Nothing in the stipulation or appellate record established a reasonable relationship between Defendants’ failure to pay the $75,000 settlement amount and the $303,000 judgment.  The parties made no effort to anticipate the damages that might flow from Defendants’ failure to pay the settlement amount.  Instead, the parties simply selected the amount Vitatech had sought as damages in the underlying lawsuit.  The record, however, lacked any evidence suggesting Vitatech was likely to recover all of the damages it sought if it proceeded to trial.  The appellate court concluded that the stipulated judgment illegally penalized Defendants for failing to pay the settlement amount, rather than compensating Vitatech for the reasonably anticipated damages caused by that failure.

The Court of Appeal’s Ruling

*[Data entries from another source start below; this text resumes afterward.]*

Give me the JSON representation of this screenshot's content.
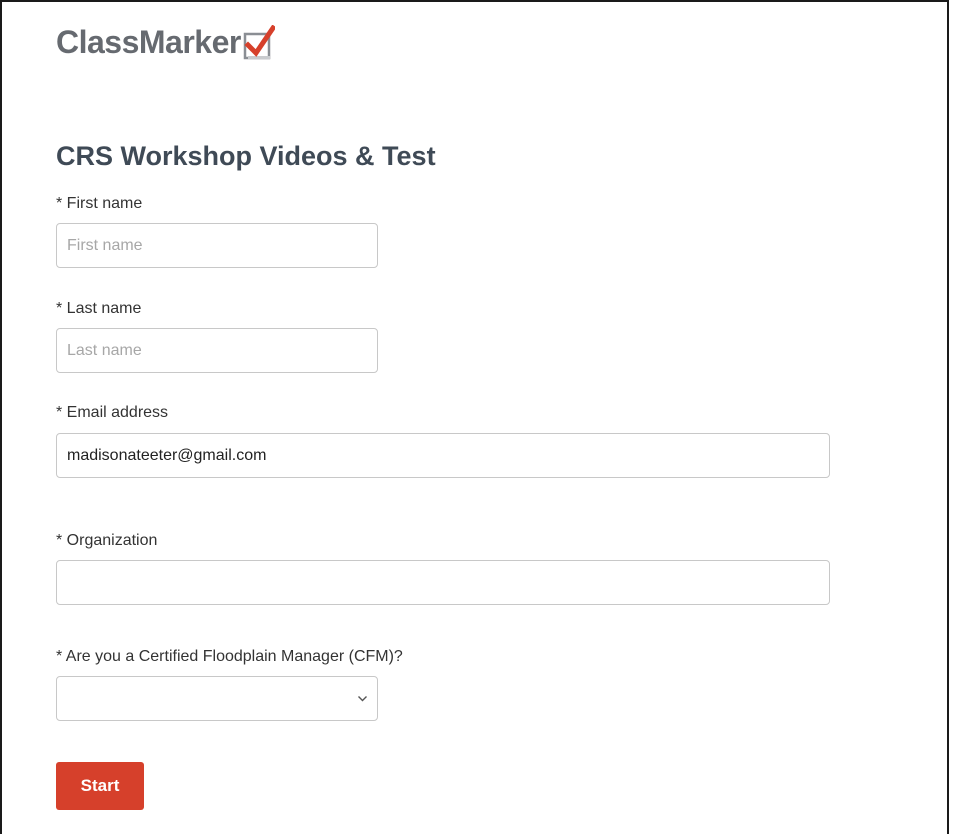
{
  "brand": {
    "name": "ClassMarker",
    "icon": "checkbox-check-icon",
    "colors": {
      "text": "#666a70",
      "check": "#d6402b"
    }
  },
  "page": {
    "title": "CRS Workshop Videos & Test"
  },
  "form": {
    "first_name": {
      "label": "* First name",
      "placeholder": "First name",
      "value": ""
    },
    "last_name": {
      "label": "* Last name",
      "placeholder": "Last name",
      "value": ""
    },
    "email": {
      "label": "* Email address",
      "placeholder": "",
      "value": "madisonateeter@gmail.com"
    },
    "organization": {
      "label": "* Organization",
      "placeholder": "",
      "value": ""
    },
    "cfm": {
      "label": "* Are you a Certified Floodplain Manager (CFM)?",
      "selected": "",
      "icon": "chevron-down-icon"
    },
    "start_label": "Start",
    "accent": "#d6402b"
  }
}
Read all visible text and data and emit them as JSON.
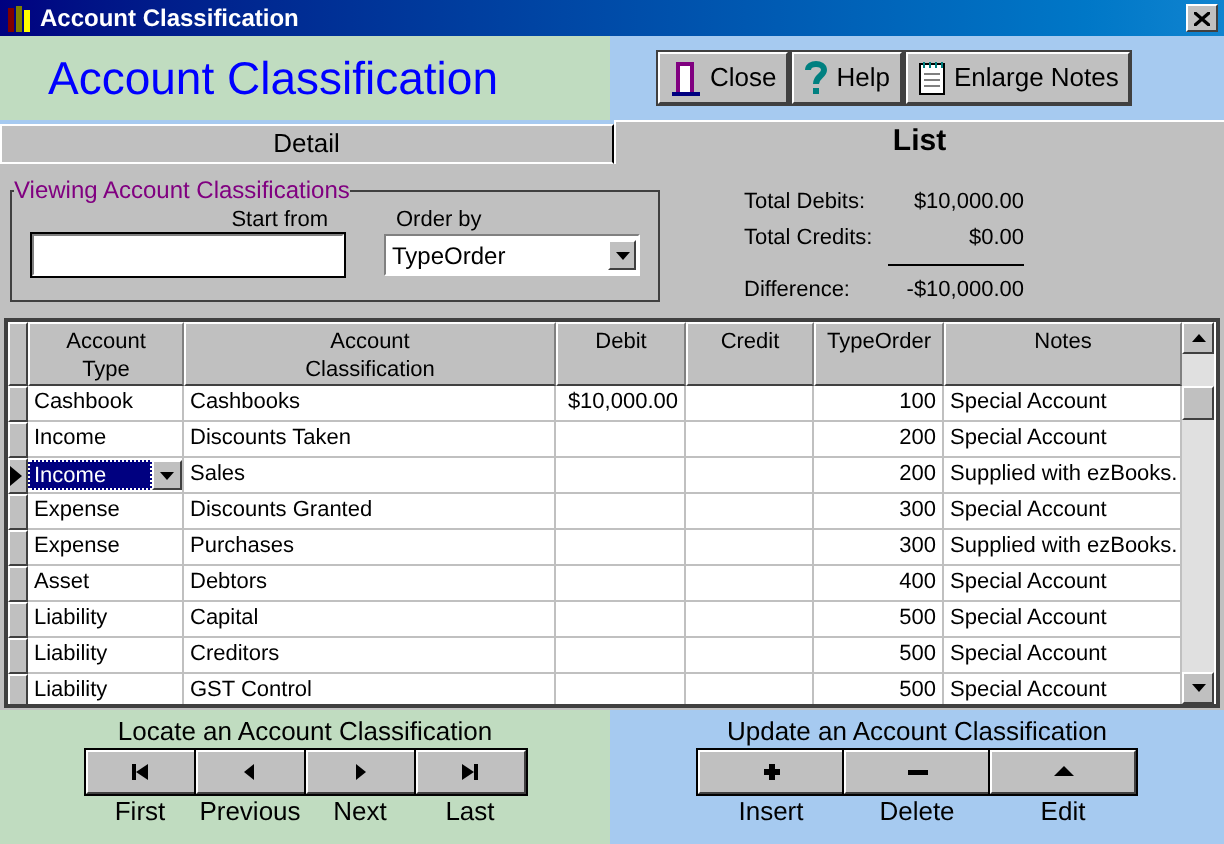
{
  "window": {
    "title": "Account Classification"
  },
  "header": {
    "title": "Account Classification",
    "buttons": [
      {
        "kind": "close",
        "label": "Close"
      },
      {
        "kind": "help",
        "label": "Help"
      },
      {
        "kind": "notes",
        "label": "Enlarge Notes"
      }
    ]
  },
  "tabs": [
    {
      "label": "Detail",
      "selected": false
    },
    {
      "label": "List",
      "selected": true
    }
  ],
  "filter": {
    "legend": "Viewing Account Classifications",
    "start_from": {
      "label": "Start from"
    },
    "order_by": {
      "label": "Order by",
      "value": "TypeOrder"
    }
  },
  "totals": [
    {
      "label": "Total Debits:",
      "value": "$10,000.00"
    },
    {
      "label": "Total Credits:",
      "value": "$0.00"
    },
    {
      "label": "Difference:",
      "value": "-$10,000.00"
    }
  ],
  "table": {
    "columns": [
      {
        "label": "Account Type"
      },
      {
        "label": "Account Classification"
      },
      {
        "label": "Debit"
      },
      {
        "label": "Credit"
      },
      {
        "label": "TypeOrder"
      },
      {
        "label": "Notes"
      }
    ],
    "rows": [
      {
        "selected": false,
        "cells": [
          "Cashbook",
          "Cashbooks",
          "$10,000.00",
          "",
          "100",
          "Special Account"
        ]
      },
      {
        "selected": false,
        "cells": [
          "Income",
          "Discounts Taken",
          "",
          "",
          "200",
          "Special Account"
        ]
      },
      {
        "selected": true,
        "cells": [
          "Income",
          "Sales",
          "",
          "",
          "200",
          "Supplied with ezBooks."
        ]
      },
      {
        "selected": false,
        "cells": [
          "Expense",
          "Discounts Granted",
          "",
          "",
          "300",
          "Special Account"
        ]
      },
      {
        "selected": false,
        "cells": [
          "Expense",
          "Purchases",
          "",
          "",
          "300",
          "Supplied with ezBooks."
        ]
      },
      {
        "selected": false,
        "cells": [
          "Asset",
          "Debtors",
          "",
          "",
          "400",
          "Special Account"
        ]
      },
      {
        "selected": false,
        "cells": [
          "Liability",
          "Capital",
          "",
          "",
          "500",
          "Special Account"
        ]
      },
      {
        "selected": false,
        "cells": [
          "Liability",
          "Creditors",
          "",
          "",
          "500",
          "Special Account"
        ]
      },
      {
        "selected": false,
        "cells": [
          "Liability",
          "GST Control",
          "",
          "",
          "500",
          "Special Account"
        ]
      }
    ]
  },
  "locate": {
    "title": "Locate an Account Classification",
    "buttons": [
      {
        "kind": "first",
        "label": "First"
      },
      {
        "kind": "previous",
        "label": "Previous"
      },
      {
        "kind": "next",
        "label": "Next"
      },
      {
        "kind": "last",
        "label": "Last"
      }
    ]
  },
  "update": {
    "title": "Update an Account Classification",
    "buttons": [
      {
        "kind": "insert",
        "label": "Insert"
      },
      {
        "kind": "delete",
        "label": "Delete"
      },
      {
        "kind": "edit",
        "label": "Edit"
      }
    ]
  }
}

The Court of Appeal reversed the trial’s court’s denial of the motion to vacate and directed the trial court to enter judgment on remand for the settled amount of $75,000.  The appellate court also noted that Vitatech was not entitled to attorneys’ fees or prejudgment interest because the parties’ stipulation did not contain provisions for awards of them, and there was no statutory basis to provide them.  However, the court ruled that Vitatech may apply to recover its trial court costs because nothing in the stipulation for entry of judgment relinquished that right when Defendants failed to timely pay.

Thoughts on Stipulating to Money Judgments

Though this author cannot say whether Vitatech would have chosen to proceed to trial had it known that Defendants would breach the settlement and the Court of Appeal would vacate the stipulated judgment, by unwittingly agreeing to the offending terms, Vitatech forced itself to accept an amount that was less than 50% of what its complaint sought, with no right to an award of attorney’s fees or prejudgment interest.

Besides avoiding unlawful liquidated damages provisions, parties in Vitatech’s position would be well-served to require an award of attorney’s fees for work enforcing a breach of the settlement agreement and prejudgment interest at the legal rate of 10% from the time of breach of the agreement to entry of judgment.  The plaintiff might want to also consider requiring the defendant to admit liability, since the Court of Appeal noted that was a problem for Vitatech.  Of course, the difference between the admitted larger sum and the settlement amount must bear some reasonable proportion to the amount of damages the plaintiff would suffer if the defendant defaulted in settlement.